The U.S. Department of Housing and Urban Development recently announced that any community receiving federal hosing funding, such as Barry Farm, is required to spend it in a way that “dismantles segregation.” That said, its residents have no safety net: their homes will be demolished, and a mixed-income community will be built in its place. No matter the fight, people living in poverty are preemptively set to lose.
This apparent dedication to mixed-income housing often falls short. Instead of heightening opportunity for economic mobility, it further stresses the livelihood of those who are already impoverished, as low-income housing of the same design becomes almost unattainable. We’ve seen this happen close to home too, with the redevelopment of Yesler Terrace in Seattle.
Running Out of Options
Housing shortages in the District and throughout America make income inequality far worse. When looking for housing for my D.C. internship, I was met with a hard choice: spend the average $3,000/month on housing near a metro station (I didn’t have a car), or go “hostel style” and share a single-sized room equipped with bunk beds for no fewer than four people.
I opted for bunk beds, and soon learned that this room-sharing technique was common practice in the District. My host, a web-developer in his late 20s, said he had no choice but to rent out space in his own home to make ends meet.
Almost everyone I met in the District was room sharing, and still spending obscene amounts of money. Yes, my rent was not for a home, but for a bed. For this bed—a bunk bed in a room shared with up to six strangers—I paid more than the average rent for a studio apartment in Seattle.
This is happening in San Francisco, too, where listings for bunk-bed shares are posted to Craigslist for upwards of $1,000 per month in premier downtown locations.
If housing is so hard to come by, even for those with well-paying jobs who sit at middle-class levels, it’s no wonder that we struggle with homelessness in our nation.
What This Means
My summer experiences blending the privilege of the rich with the cries for help of people who are poor was eye-opening, jarring, and heart-wrenching, and left me with more questions than answers.
- I question why the community-suburb I called home for eight weeks worked so diligently to turn a blind eye to those most in need, and I am determined to ensure my communities here do not do the same.
- I question why our country (the “richest on Earth”) has so much, but we somehow forget that some of our neighbors have nothing at all, and I’m inspired to bring this to the forefront of my conversations with friends, family, and strangers.
- I question how I can be a better advocate for the people I’ve learned to love so much— Simmons, my friends at Street Sense, and others who have touched my life in brief passing—and I will work hard to become one.
This experience gave me new motivation to end homelessness. I now realize what a critical role each person plays in making such monumental change. In speaking with our friends, neighbors, professors, and policymakers, we are setting our nation’s agenda; we are telling the country that homelessness is inexcusable, and something greater must be done to end it.

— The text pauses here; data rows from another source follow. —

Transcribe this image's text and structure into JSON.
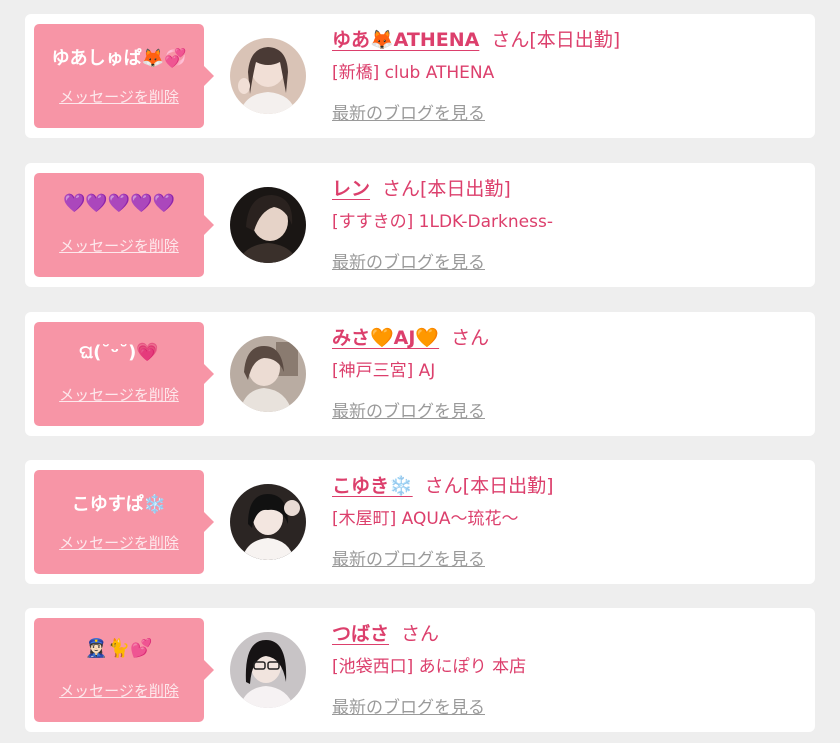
{
  "delete_label": "メッセージを削除",
  "blog_label": "最新のブログを見る",
  "colors": {
    "accent": "#dc3f6c",
    "bubble": "#f795a6",
    "background": "#eeeeee"
  },
  "cards": [
    {
      "message": "ゆあしゅぱ🦊💞",
      "name": "ゆあ🦊ATHENA",
      "status": "さん[本日出勤]",
      "shop": "[新橋] club ATHENA",
      "avatar_icon": "profile-photo-icon"
    },
    {
      "message": "💜💜💜💜💜",
      "name": "レン",
      "status": "さん[本日出勤]",
      "shop": "[すすきの] 1LDK-Darkness-",
      "avatar_icon": "profile-photo-icon"
    },
    {
      "message": "ଘ(˘ᵕ˘)💗",
      "name": "みさ🧡AJ🧡",
      "status": "さん",
      "shop": "[神戸三宮] AJ",
      "avatar_icon": "profile-photo-icon"
    },
    {
      "message": "こゆすぱ❄️",
      "name": "こゆき❄️",
      "status": "さん[本日出勤]",
      "shop": "[木屋町] AQUA～琉花～",
      "avatar_icon": "profile-photo-icon"
    },
    {
      "message": "👮🏻‍♀️🐈💕",
      "name": "つばさ",
      "status": "さん",
      "shop": "[池袋西口] あにぽり 本店",
      "avatar_icon": "profile-photo-icon"
    }
  ]
}
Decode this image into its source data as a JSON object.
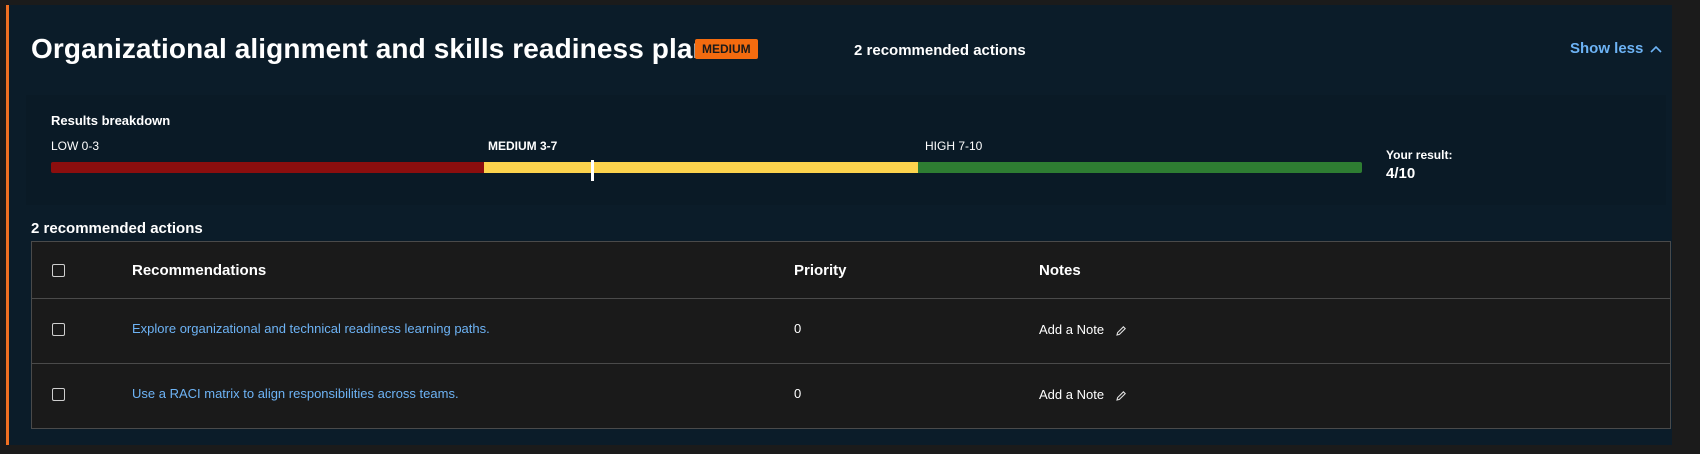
{
  "header": {
    "title": "Organizational alignment and skills readiness plans",
    "badge": "MEDIUM",
    "actions_count": "2 recommended actions",
    "toggle_label": "Show less"
  },
  "breakdown": {
    "title": "Results breakdown",
    "ranges": [
      {
        "label": "LOW 0-3",
        "color": "#8b0e0e"
      },
      {
        "label": "MEDIUM 3-7",
        "color": "#fcd34d"
      },
      {
        "label": "HIGH 7-10",
        "color": "#2e7d32"
      }
    ],
    "result_label": "Your result:",
    "result_value": "4/10",
    "score": 4,
    "max_score": 10
  },
  "recommendations": {
    "section_title": "2 recommended actions",
    "columns": {
      "recommendations": "Recommendations",
      "priority": "Priority",
      "notes": "Notes"
    },
    "rows": [
      {
        "text": "Explore organizational and technical readiness learning paths.",
        "priority": "0",
        "note": "Add a Note"
      },
      {
        "text": "Use a RACI matrix to align responsibilities across teams.",
        "priority": "0",
        "note": "Add a Note"
      }
    ]
  },
  "colors": {
    "accent": "#f07022",
    "link": "#6db3f5",
    "card_background": "#0b1c29"
  },
  "icons": {
    "toggle": "chevron-up-icon",
    "note": "pencil-icon"
  }
}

What You Can Do
- Talk to your friends and family about what homelessness looks like in King County.
- Write to your policymakers and attend city council meetings. Advocate for affordable housing and equitable pay policies. Find out how to contact your Washington legislator here.
- Buy your local street paper and follow them on social media: In D.C., @streetsensedc or streetsense.org; in Seattle, @realchangenews or realchangenews.org.
- Come to a campus event that I helped organize along with other students at Seattle University and University of Washington, Wednesday, Dec. 2, 5 p.m. at Seattle U. Seattle Mayor Ed Murray will talk about the recent state of emergency declaration, and we’ll hear from experts on what we can do. Register here.